Many senior leaders are under extraordinary pressure. It’s lonely at the top, and employees are looking to their leaders for inspiration, direction and protection.

The stakes are high. How senior managers lead in these difficult times can be the difference between the organization failing, surviving or thriving.

C-level executives are the final decision makers; they have ultimate authority and responsibility for meeting internal and external challenges. Strategy — what businesses (and their people) put their attention on — will define success or failure.

As an executive coach, I observe many leaders. The best “strategic” leaders stand out because they:

  • Anticipate the future, keeping the organization agile and “nimble” and effectively adapting and sponsoring change to meet shifting challenges/ opportunities.
  • Develop strategy that balances long-term goals with immediate organization needs.
  • Leverage, engage and empower (not inhibit!) human capital to operate at its full potential.
  • Develop and communicate a clear plan with priorities and course of action (providing a “rudder” for navigating stormy seas).

Here are some of my coaching suggestions to help senior leaders successfully chart the course ahead:

  • Develop strategy to maximize and support your existing resources. Identify key internal resources (those with a track record in meeting challenges, with the necessary leadership and critical skill sets) and external resources (customers, consultants and supplier/service relationships). What would the impact be if you lose your top salesperson, your largest customer or if your key supplier goes out of business next week? Your plan should address how you will retain and build credibility with key staff and customers. Deliver clear messages to help you stand out in the marketplace (and keep customers loyal). Make sure to include contingencies in your plan.
  • Provide focus. Make sure your people are working on the “right” priorities. As a coach, it astonishes me how many bosses are unaware of what their employees spend their day-to-day time on. Find out. Have your reports define what they do, including what and how they prioritize their work. Make sure they are aligned with current strategy, then support them in achieving prioritized goals.
  • Help staff deal appropriately with escalating stress levels. Consider tactics such as a “state of the union” company meeting or offering professional conflict resolution training. Many competent managers I coach confide in me they are ill-equipped to deal with the trauma/drama involved with today’s emotional, stressed-out employees and customers. They need tools and techniques to “de-escalate” themselves and upset customers or coworkers.
  • Avoid knee-jerk reactions. Think strategically; cut back smartly and continue to invest wisely. Strategic leaders understand the importance and impact of continued investment in critical areas such as IT, R&D, motivating employees and effective leadership/employee development. These are still (and will always be) key success drivers. Broad-brush layoffs should be a last resort as most companies have a significant investment in their human resource capital. Layoffs are often counterproductive. While they may appear to solve short-term financial problems they often create a climate of uncertainty for remaining staff and customers.
  • Respond to new business opportunities as a result of current market conditions. The present crisis is an extraordinary opportunity for those well-positioned to capitalize on opportunities — but only for those who have their eye on the big picture.
  • Reward and motivate your best; view them as a resource to be leveraged vs. a “cost” to be reduced. Keep talent engaged, inspired, supported and appropriately rewarded, or risk losing them. My coaching phone is ringing with uninspired and unsupported talent (most who haven’t told their bosses they are leaving) because they feel unappreciated, “hung out to dry” or underutilized. Times like these present a unique opportunity to either “poach” talent away or to secure talent that isn’t typically available. The best are rarely (if ever) “out in the streets,” even during tough times like these. Top performers understand their value and will find an environment where they can succeed. Recognize that losing talent often equates to losing key company knowledge and customer relationships.
  • Clarify for those worried about “job security” how you measure success. In the end, the best job protection is generating value in excess of the expense you carry. These days organizations can’t afford to carry “dead wood,” “coasters” or “pretenders.”
  • Get support. Find someone to talk to about doubts, fears and overcoming challenges. Executive coaches can provide support, an objective perspective and insight to help increase the probability for success. The best will help you figure out how to focus strategically and get out of your own way.
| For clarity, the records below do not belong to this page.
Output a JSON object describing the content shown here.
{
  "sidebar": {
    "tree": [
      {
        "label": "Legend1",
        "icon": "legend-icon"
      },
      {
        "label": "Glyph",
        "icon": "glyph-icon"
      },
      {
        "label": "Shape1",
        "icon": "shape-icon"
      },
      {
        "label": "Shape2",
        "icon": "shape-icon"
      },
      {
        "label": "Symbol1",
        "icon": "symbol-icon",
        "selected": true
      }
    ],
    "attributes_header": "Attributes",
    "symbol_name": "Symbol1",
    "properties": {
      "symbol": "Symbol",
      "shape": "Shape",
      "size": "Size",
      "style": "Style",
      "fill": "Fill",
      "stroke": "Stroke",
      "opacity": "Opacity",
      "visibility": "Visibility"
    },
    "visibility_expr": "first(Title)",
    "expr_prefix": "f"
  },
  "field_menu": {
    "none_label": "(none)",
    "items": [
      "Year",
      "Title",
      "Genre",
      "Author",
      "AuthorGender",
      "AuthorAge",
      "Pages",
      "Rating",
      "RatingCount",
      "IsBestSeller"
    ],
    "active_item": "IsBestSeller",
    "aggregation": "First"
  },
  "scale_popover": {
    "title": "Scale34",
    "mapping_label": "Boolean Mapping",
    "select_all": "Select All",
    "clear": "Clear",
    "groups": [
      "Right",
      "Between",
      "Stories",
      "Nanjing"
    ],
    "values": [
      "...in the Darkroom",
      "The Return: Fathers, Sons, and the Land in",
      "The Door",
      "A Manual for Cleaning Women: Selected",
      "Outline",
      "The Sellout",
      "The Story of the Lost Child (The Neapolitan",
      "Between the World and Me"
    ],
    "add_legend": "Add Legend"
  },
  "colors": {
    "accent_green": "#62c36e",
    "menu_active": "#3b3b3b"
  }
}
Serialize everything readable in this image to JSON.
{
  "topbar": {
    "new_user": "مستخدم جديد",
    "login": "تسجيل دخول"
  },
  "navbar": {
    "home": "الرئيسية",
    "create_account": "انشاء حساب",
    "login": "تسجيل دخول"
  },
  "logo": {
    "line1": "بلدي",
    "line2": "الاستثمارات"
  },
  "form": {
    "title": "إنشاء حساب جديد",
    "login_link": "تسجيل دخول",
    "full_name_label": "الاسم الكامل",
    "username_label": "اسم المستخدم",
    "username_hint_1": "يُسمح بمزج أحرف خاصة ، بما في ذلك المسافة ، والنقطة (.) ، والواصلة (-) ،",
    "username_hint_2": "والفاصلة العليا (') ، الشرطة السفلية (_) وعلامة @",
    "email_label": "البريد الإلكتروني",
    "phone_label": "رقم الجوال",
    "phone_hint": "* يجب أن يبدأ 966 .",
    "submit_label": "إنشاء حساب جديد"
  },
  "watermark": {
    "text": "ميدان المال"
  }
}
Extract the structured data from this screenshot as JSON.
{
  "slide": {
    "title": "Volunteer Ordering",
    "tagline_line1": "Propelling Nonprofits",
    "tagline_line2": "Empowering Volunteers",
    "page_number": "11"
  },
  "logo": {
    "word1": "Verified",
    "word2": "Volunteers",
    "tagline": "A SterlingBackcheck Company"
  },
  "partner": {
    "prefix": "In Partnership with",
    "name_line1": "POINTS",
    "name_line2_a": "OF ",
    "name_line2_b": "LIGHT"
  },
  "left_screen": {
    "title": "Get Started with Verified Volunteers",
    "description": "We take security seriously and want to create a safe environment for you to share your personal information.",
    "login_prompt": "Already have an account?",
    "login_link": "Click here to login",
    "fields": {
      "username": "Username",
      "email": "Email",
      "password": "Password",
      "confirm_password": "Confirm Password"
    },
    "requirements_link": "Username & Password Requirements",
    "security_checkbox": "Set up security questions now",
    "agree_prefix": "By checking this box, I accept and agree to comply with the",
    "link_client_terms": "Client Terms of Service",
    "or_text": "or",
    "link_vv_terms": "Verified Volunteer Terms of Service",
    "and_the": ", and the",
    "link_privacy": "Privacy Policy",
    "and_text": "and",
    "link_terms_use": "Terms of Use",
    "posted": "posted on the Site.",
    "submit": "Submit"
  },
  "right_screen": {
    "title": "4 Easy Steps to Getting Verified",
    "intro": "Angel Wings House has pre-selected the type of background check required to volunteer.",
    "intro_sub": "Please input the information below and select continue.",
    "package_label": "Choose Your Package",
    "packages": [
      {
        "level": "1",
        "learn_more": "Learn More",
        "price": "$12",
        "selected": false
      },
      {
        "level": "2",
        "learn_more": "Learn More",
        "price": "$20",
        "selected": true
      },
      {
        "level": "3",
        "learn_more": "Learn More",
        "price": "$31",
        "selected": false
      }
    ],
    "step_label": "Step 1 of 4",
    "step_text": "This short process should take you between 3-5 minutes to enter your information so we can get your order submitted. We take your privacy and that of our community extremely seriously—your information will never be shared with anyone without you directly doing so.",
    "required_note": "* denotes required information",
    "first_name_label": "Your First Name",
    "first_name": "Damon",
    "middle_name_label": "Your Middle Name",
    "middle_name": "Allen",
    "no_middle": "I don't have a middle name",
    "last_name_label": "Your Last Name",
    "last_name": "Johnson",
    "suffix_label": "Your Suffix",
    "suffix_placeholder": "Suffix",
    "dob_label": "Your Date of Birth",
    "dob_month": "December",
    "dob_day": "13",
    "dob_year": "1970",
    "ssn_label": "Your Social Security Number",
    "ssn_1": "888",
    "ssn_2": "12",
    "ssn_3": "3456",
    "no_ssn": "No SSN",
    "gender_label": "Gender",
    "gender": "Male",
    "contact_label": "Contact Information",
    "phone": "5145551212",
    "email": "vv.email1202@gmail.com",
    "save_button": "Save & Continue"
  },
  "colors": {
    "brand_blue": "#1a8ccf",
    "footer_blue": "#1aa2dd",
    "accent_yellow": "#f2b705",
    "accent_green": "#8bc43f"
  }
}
Wise leaders use external executive coaches as an objective sounding board and for competent guidance with the people challenges they face–I  help leaders anywhere in the world via Skype – call me  360 682 5807.